Stewart: My apprenticeship allowed me to understand, grow and excel in all areas of the electrical industry with a key focus on the safety side of things. It also allowed me to transition and advance to the various positions and levels I’ve achieved in my career.

Stoller: The apprenticeship was most definitely a pillar to my success today. It was a great training tool and has helped mold me into what I am.

If a niece or nephew, or family friend said they were thinking about entering an apprenticeship program, what would you tell them?

Vader: I’d tell them it’s been a great career for me and my family. My son is now a union carpenter and he’s doing very well.

Trumble: During the first 15 years of my career, I would tell young kids to go to college. The job was dirty, hot, dangerous and, frankly, not friendly for women. Now I say come one, come all. If you’re willing to work for your paycheck, you can make a great living in the trades. The jobs are 100 percent safer than they used to be and women in the construction field are more common.

Auer: I would first encourage them to consider college, then I’d tell them about my experiences. And I’d talk about the pros and cons of the business. Overall, my experience has been positive. It’s provided me and my family with a good life.

Smith: I don’t know that I would recommend my trade to them. But, depending on their interests and skillset, I would most certainly encourage them to consider a career in the trades.

Haller, Jr.: You don’t have to go to college to be successful, or even make enough money for a decent living. The skilled trades provide the opportunity to move up in the company and make good money. College isn’t for everyone. Why spend money to learn, when you can be paid to learn?

Millward: I would explain the benefits and rewards and how it would help them secure work.

Molnar: I would be in favor of it, generally; of course, all cases are a bit different. Being a tradesman can be hard on the body if not managed properly. My advice is to also develop your management skills, finish your schooling, get a college degree – associates or bachelors – to add to your resume. That way you can transition into a management role as you get older.

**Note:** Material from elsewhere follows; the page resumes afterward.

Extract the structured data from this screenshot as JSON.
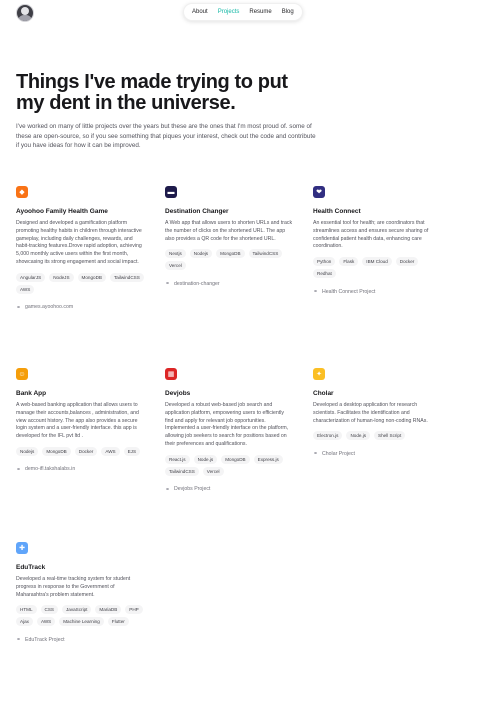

Stewart: I would try to first understand their level of interest so as to direct him or her toward a trade that suits their interest. I’d help them understand the importance of the selected trade to the construction industry.

Stoller: I always try to promote the trades to my family and friends. I try to open their minds to all of the trade possibilities.